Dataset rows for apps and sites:
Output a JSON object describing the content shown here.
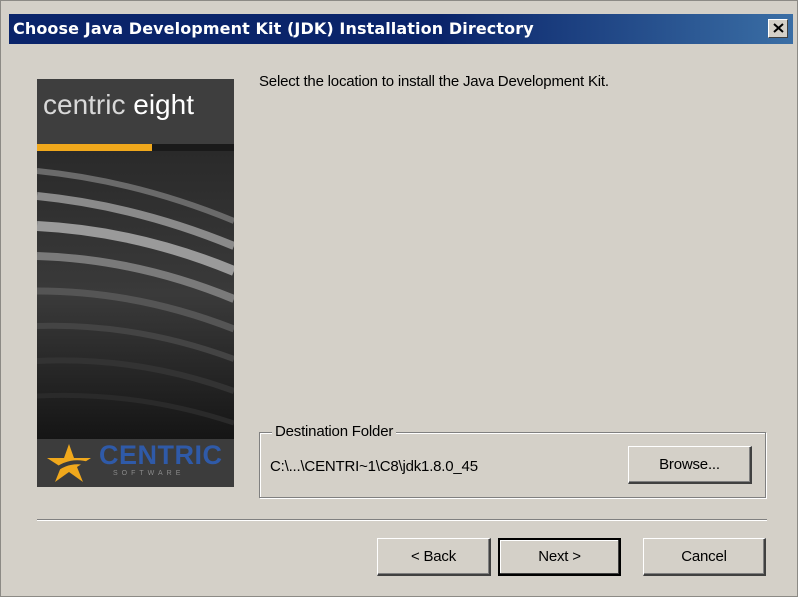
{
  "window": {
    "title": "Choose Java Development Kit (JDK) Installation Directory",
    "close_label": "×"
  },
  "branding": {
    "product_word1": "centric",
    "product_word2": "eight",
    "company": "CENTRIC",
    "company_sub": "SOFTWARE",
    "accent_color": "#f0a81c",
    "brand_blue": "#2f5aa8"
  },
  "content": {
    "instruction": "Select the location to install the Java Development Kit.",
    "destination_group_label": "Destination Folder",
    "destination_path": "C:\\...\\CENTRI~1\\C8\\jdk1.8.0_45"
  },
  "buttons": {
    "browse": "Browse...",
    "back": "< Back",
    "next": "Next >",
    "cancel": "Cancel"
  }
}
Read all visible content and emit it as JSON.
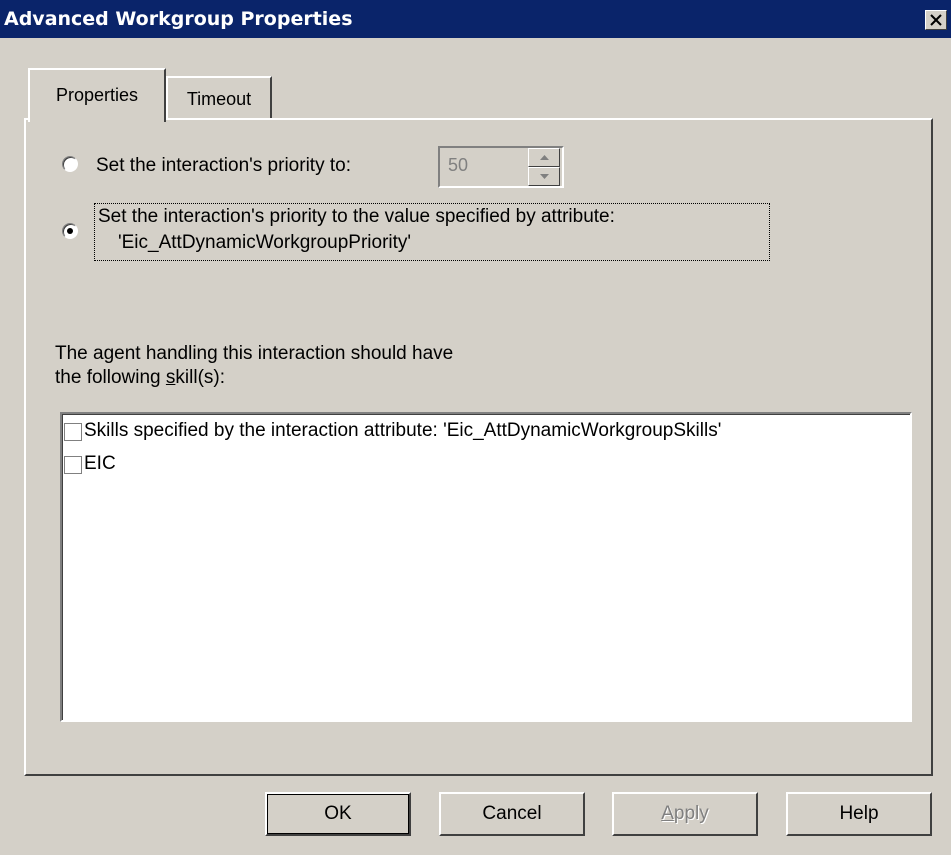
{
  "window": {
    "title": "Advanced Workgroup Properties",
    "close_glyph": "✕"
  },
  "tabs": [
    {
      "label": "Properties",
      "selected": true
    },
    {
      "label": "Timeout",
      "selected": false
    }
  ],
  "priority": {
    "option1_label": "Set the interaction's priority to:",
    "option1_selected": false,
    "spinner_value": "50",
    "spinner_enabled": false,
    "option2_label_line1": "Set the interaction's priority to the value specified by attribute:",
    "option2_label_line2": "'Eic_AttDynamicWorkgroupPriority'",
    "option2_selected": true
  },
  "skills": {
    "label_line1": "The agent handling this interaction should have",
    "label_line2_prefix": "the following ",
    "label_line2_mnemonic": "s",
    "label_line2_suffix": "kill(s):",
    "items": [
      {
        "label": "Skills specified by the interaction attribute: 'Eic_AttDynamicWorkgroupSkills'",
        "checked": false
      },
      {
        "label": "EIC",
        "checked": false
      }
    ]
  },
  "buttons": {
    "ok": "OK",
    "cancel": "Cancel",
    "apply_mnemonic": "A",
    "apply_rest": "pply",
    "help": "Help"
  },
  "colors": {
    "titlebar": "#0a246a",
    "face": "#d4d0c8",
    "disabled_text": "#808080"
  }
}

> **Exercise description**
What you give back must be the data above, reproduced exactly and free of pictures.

> **Response**
Output a JSON object describing the content shown here.
{
  "window": {
    "title": "Choose Java Development Kit (JDK) Installation Directory",
    "close_label": "×"
  },
  "branding": {
    "product_word1": "centric",
    "product_word2": "eight",
    "company": "CENTRIC",
    "company_sub": "SOFTWARE",
    "accent_color": "#f0a81c",
    "brand_blue": "#2f5aa8"
  },
  "content": {
    "instruction": "Select the location to install the Java Development Kit.",
    "destination_group_label": "Destination Folder",
    "destination_path": "C:\\...\\CENTRI~1\\C8\\jdk1.8.0_45"
  },
  "buttons": {
    "browse": "Browse...",
    "back": "< Back",
    "next": "Next >",
    "cancel": "Cancel"
  }
}
Read all visible content and emit it as JSON.
{
  "window": {
    "title": "Advanced Workgroup Properties",
    "close_glyph": "✕"
  },
  "tabs": [
    {
      "label": "Properties",
      "selected": true
    },
    {
      "label": "Timeout",
      "selected": false
    }
  ],
  "priority": {
    "option1_label": "Set the interaction's priority to:",
    "option1_selected": false,
    "spinner_value": "50",
    "spinner_enabled": false,
    "option2_label_line1": "Set the interaction's priority to the value specified by attribute:",
    "option2_label_line2": "'Eic_AttDynamicWorkgroupPriority'",
    "option2_selected": true
  },
  "skills": {
    "label_line1": "The agent handling this interaction should have",
    "label_line2_prefix": "the following ",
    "label_line2_mnemonic": "s",
    "label_line2_suffix": "kill(s):",
    "items": [
      {
        "label": "Skills specified by the interaction attribute: 'Eic_AttDynamicWorkgroupSkills'",
        "checked": false
      },
      {
        "label": "EIC",
        "checked": false
      }
    ]
  },
  "buttons": {
    "ok": "OK",
    "cancel": "Cancel",
    "apply_mnemonic": "A",
    "apply_rest": "pply",
    "help": "Help"
  },
  "colors": {
    "titlebar": "#0a246a",
    "face": "#d4d0c8",
    "disabled_text": "#808080"
  }
}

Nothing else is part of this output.